I landed in England and had a strange feeling that I was going home. It was a familiar, first world, western country and I was on my way to see close friends. Navigating the train system was something I hadn’t needed to do for a long time and I succeeded only by asking the nearest person who could help me. After the red eye flight I couldn’t help but fall asleep on the busy commuter train, probably looking like an idiot but too tired and not healthy enough to care, having unfortunately contracted a stomach bug and cold on my last day in Arusha.
I arrived in Chelmsford to see two of my friends that I had met in Malawi. I had a surreal realisation that I was meeting up with the people I’d started my Africa trip with but who had gone on to lead their normal lives for the past four months while I had continued my adventure.
Another Malawi friend was visiting from Sydney and we met up with him in London where we spent a couple of days playing tourist.

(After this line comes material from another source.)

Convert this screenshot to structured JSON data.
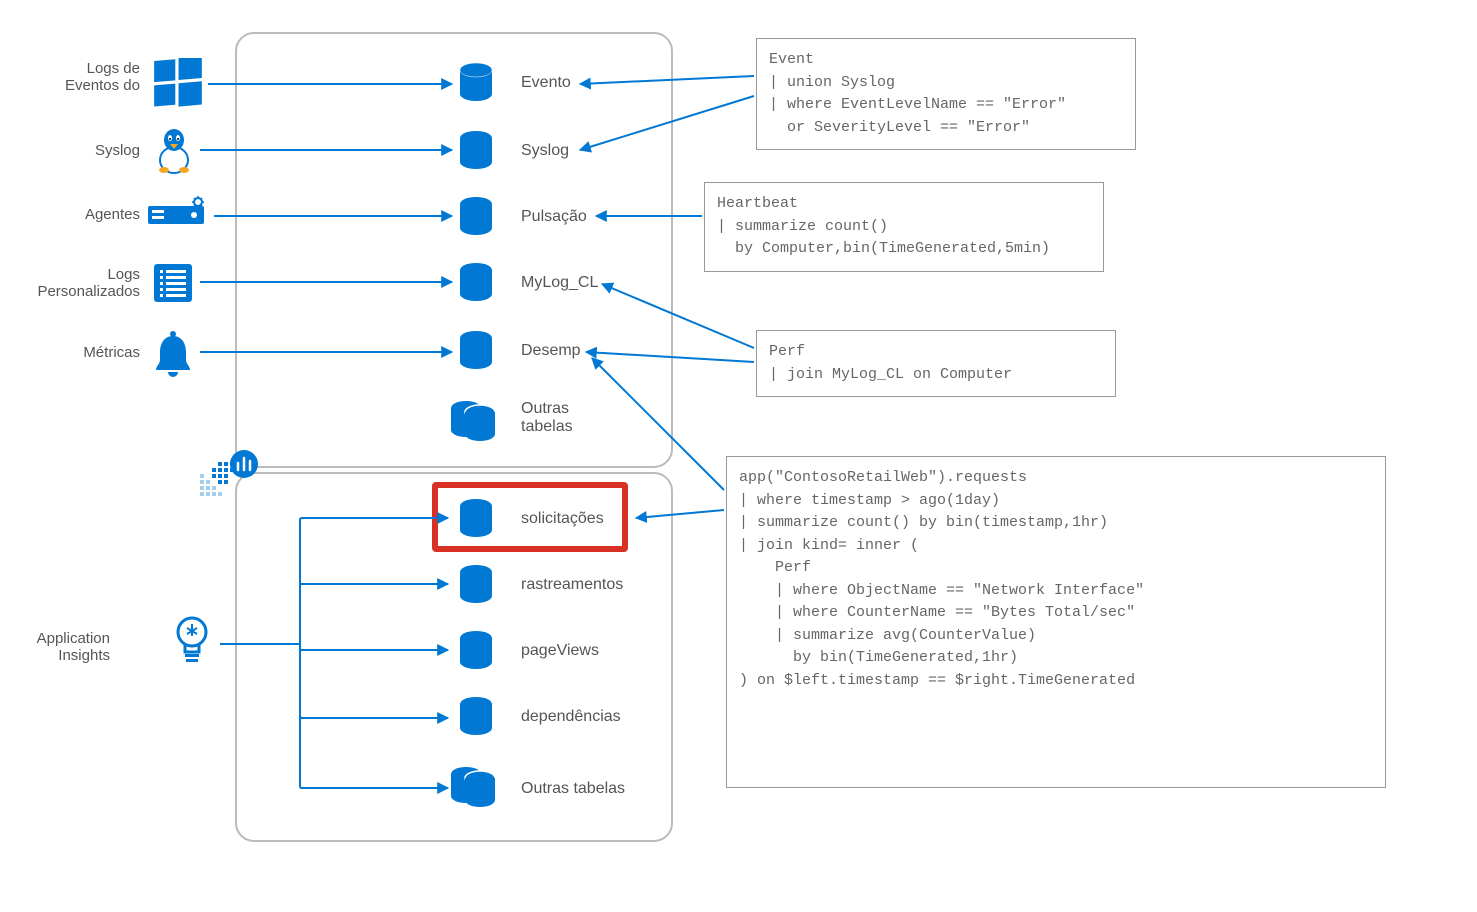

For once I was able to follow people around; to not make any decisions about where to go or worry about finding the best route. It was the break that I needed, particularly somewhere busy like London. We traipsed around Piccadilly Circus where the population felt like Africa but the modern buildings and high tense, technical vibe felt new to me. We did the classic Buckingham Palace stop despite my lack of interest in toyalty before walking through Green Park and parts of Hyde Park too. We saw Tower Bridge and Tower of London, had lunch in Camden town at the food markets and I tried to contain myself in MnM world, spending $15 on MnMs way too easily.
I spent the weekend with Emily and her family down in Battle, a beautiful country town near Hastings. This to me was what I felt suburban England was supposed to be like, just how Piccadilly Circus felt like what London was supposed to be like. We packed our bags and went food shopping for our impending trip to Iceland, starting on Monday. Again, the weekend was exactly what I needed for a couple of days, spending time in a family home, not playing tourist and having no pressure to see or do anything but be ‘at home’.
I was in England for five days, unhealthy for half of it but happy enough with where I was to push through and enjoy. My stomach took a while to adjust to the new bacteria, with England being infinitely cleaner than Africa. You’d think this would be a good thing but not when your stomach has adjusted to what it thinks is its new way of life. In England I wasn’t special, I wasn’t the token white tourist and people knew I didn’t want what they were selling. I was unsure how I would react to this but it felt great, as this was something I had grown quite frustrated with in my last month, rudely brushing off those who tried to talk to me because they would inevitably try sell me something I didn’t want or need.
The other difference was the prices. Paying more than three times the price for everything and depending where I was sometimes more, than what I’d been spending for the past five months. I averted my eyes and tried to forget about it, handing over my credit card and relishing in the use of PayPass again. I would count what I’d spent when I finished my stint in Europe and ensure I enjoyed myself at the time. This I certainly did and I loved seeing some familiar faces again, picking up right where we’d left off as though no time had passed, with an abundance of stories to tell.